The moment of the evening for me came in the form of Joel Weiner's dramatic return to the fray of politics... Evidence that the audience was to a degree hand-picked thanks to the inclusion of the young Jewish political celebrity who was upset at competition in schools... My heart truly bleeds.
Having left school myself only last year, I know what it is like to be in this apparent minefield of exams and pressures... The real fear at schools should be the lack of power given to teachers and as Mr.Cameron pointed out, the weakness of headteachers who are being held to ransom by 'Appeals panels'. How the teachers have now become the children in the classroom!
I have been in classes of 2 pupils and classes of 32 pupils and now at University over 200 students all crammed into one room... Mr Clegg's 20 pupil infant school school and 16 pupil secondary school proposals will do little; if a child wants to learn it will go to school, do the extra reading and strive to be the best (Sorry Joel, competition is unavoidable), those who don't want to learn won't learn. If they cause disruption to a class they should be isolated, that way they've got no audience and if they're still not working it's a waste of the taxpayers money to keep them in school, especially at KS3 level.
I sat for the full 90 minutes last night frantically tapping away on my laptop making pages and pages worth of notes on what was said and how I read it. To me, a piece of revision which may come in handy but also a good place to draw evidence for this piece from.
I could go into detail on every single question however I'll just highlight what I found to be the most prominent points.
- Continually mentioned how he would make things different, when told his party had 13 years to do so and hadn't he froze.
- Thought that Clegg was on his side.
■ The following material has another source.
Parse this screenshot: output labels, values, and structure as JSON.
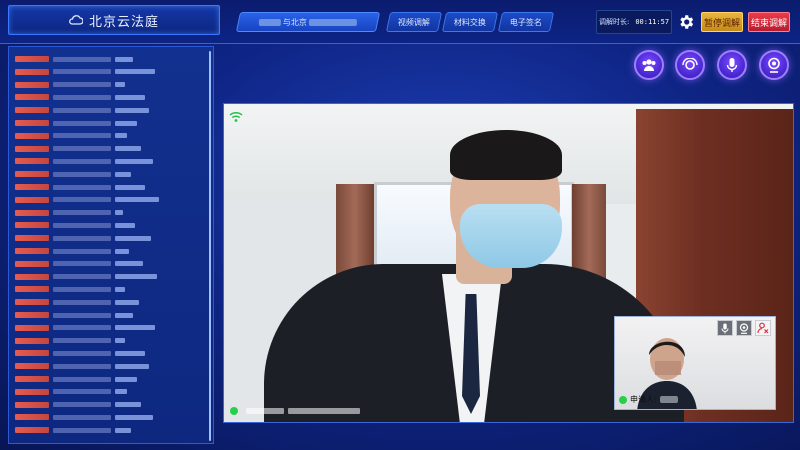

Was rather abruptly shot down.
- Found it relevant to mention the 'X-Factor' , 'Britain's Got Talent' and various media outlets in what was meant to be a serious political debate.
- Attacked the Conservatives whenever possible but laid off the Liberal Democrats.
- Is already putting his novelty desk lamps into boxes.
- Used his allotted time well, answered clearly and made a good impression.
- Continually played on 'Old Party' system; Table football politics... Red vs Blue.
- Wanted a consensus on health care and asked other leaders to set aside differences on the issue.
- Tackled Cameron on spending cuts.
- Unable to justify £17bn spending gap in manifesto and on give-aways of £700 for taxpayer.
- Alerted viewers to Brown's campaign of 'Fearing the Conservatives', offering the public a government which works on hope and not fear.
- Unable to give clear figures when pressed by Brown. Will need to be more open in future debates or could face problems.
- Very honest detailing on his values; will support those who work hard, are ill or in need.
- Questioned useless bureaucracy and continually referred to cutting waste which Brown could not justify.
- Looked like a leader, looked like a man who can take the country where it needs to be.
The popular polls put it: Clegg 1 - Cameron - 0 - Brown - 0... We'll all have to see how this translates into voters in the upcoming weeks.
What will be required next time?
I think it's fair to say that the next debate on SkyNews will be interesting indeed, what will the leaders take forward, what will be different and what will stay the same. If Clegg can pull off another decent performance he will gain some credible support however Cameron will be smarting from what has appeared to be a defeat and of course Gordon will be there too keep an eye on things ;).